Cushing’s Disease – Causes and Consequences

Cushing’s Disease (Pituitary Pars Intermediate Dysfunction; PPID) is an endocrine hormonal imbalance caused dysfunction of the pituitary gland.  The dysfunction overproduces several hormones that are responsible for critical functions throughout the body.  One of which is ACTH.  ACTH in turn stimulates the adrenal glands to produce cortisol, a hormone that is released when the body is stressed.  Cortisol conserves energy by inhibiting glucose uptake and temporarily suppressing the immune system.  It is important in survival, but at constantly high levels Cortisol has devastating consequences on the health of the horse.

Cushing’s affects primarily older horses.  There is no apparent breed or sex predilection for the disease.  There are numerous symptoms associated with Cushing’s, the most obvious of which is hirsutism, or abnormal hair growth.  Affected horses will become shaggy as a result of hormonal imbalance.  Other notable symptoms include:

  • Increased thirst and urination
  • Increased appetite
  • Chronic laminitis
  • Sweating
  • Lethargy
  • Redistribution of weight (muscle wasting, abdominal fat deposit)
  • Other fat pad formations on the crest of the neck and tail head
  • Immune suppression causing increased susceptibility to infection, disease, and parasitism
  • Decreased regulation of body temperature due to variation in ambient environment (standing out in the sun on hot days, in the shade are very cold days)

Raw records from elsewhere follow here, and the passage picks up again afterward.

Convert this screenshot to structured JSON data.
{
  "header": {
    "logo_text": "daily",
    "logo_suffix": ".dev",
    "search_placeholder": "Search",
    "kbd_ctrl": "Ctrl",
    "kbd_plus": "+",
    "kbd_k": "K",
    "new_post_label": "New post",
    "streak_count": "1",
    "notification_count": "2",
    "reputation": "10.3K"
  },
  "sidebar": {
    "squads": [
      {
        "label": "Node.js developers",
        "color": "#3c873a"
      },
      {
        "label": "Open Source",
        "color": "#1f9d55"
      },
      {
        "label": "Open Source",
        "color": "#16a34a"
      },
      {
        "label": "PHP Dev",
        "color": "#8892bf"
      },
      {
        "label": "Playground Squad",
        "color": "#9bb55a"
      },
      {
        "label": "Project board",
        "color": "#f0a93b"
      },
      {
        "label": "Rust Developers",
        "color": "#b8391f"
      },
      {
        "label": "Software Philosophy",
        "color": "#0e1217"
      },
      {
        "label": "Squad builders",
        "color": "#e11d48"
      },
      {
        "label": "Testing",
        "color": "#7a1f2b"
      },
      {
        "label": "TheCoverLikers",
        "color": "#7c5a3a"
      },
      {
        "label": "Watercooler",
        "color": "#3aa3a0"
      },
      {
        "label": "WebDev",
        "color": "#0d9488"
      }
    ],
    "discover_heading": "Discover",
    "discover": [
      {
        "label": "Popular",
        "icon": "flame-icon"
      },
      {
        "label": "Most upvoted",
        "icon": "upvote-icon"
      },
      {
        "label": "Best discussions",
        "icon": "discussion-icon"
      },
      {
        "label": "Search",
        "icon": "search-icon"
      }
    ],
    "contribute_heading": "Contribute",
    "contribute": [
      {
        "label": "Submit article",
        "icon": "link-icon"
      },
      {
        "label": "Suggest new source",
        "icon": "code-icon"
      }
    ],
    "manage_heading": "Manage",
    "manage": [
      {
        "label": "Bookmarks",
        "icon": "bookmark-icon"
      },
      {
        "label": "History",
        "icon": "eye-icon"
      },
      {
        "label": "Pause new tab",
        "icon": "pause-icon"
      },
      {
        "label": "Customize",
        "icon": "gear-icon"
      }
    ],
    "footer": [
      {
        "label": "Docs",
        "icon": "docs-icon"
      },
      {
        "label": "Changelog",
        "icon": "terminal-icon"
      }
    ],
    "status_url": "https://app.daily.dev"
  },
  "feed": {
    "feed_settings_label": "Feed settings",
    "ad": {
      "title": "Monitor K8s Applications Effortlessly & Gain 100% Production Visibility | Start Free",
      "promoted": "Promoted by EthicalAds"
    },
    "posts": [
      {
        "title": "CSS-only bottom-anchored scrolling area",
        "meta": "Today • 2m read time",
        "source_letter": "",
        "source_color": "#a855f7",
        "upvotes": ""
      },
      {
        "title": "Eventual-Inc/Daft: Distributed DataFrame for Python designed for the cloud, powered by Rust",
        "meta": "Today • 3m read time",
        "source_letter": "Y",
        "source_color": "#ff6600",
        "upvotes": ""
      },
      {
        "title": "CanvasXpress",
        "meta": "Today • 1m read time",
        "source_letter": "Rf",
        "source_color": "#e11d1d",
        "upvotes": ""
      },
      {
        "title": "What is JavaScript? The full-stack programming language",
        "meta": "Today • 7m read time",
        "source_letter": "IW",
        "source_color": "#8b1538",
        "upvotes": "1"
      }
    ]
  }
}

Cushing’s develops over a period of time, so these symptoms may be overlooked as they gradually increase in intensity.  Before and after “snapshots” of the animal show obvious changes, but it may be difficult for an owner to become aware of the disease until symptoms are pronounced and the horse is obviously ailing.

Horses showing signs of Cushing’s Disease should be examined by a veterinarian who will perform a complete physical examination, take a detailed history of symptoms, and collect samples for laboratory analysis.  There is unfortunately no one definitive test for the disease.  Biopsy of the pituitary is impractical and dangerous because of its location at the base of the brain.  A combination of blood and urine tests are run instead, sometimes repeatedly to help confirm the disease.  Not all are necessarily performed, but the tests may include:

  • ACTH level
  • Low-dose dexamethasone suppression test
  • thyrotropin releasing hormone
  • Insulin
  • Blood glucose
  • ACTH stimulation test
  • Urine cortisol:creatinine ratio
  • Domperidone response test

It is not recommended to treat horses based upon a presumptive diagnosis alone.  There is no approved (labeled) treatment for Cushing’s Disease, but an off-label use of pergolide mesylate can help reduce circulating ACTH levels and control some symptoms.  ACTH levels may be checked until a proper dosage is found.  Over-dosage causes anorexia and depression, and this drug must be administered with great care.  Because of the instability of Pergolide, environmental storage should be of a concern and discussed with the veterinarian.

Adjunct management of horses with Cushing’s includes grooming (body-clipping) the coat, frequent hoof assessment and proper farriery, maintaining vaccine status, frequent deworming, and feeding a low-grain diet.  The horse is more susceptible to external parasites and subsequent bacterial infection of the skin, so proper prevention steps should be established.

Even though there is no cure for Cushing’s Disease in horses, they can still live a comfortable life if managed properly.  The disease itself causes no pain or discomfort.  If laminitis cannot be controlled and lameness becomes chronic, humane euthanasia should be considered.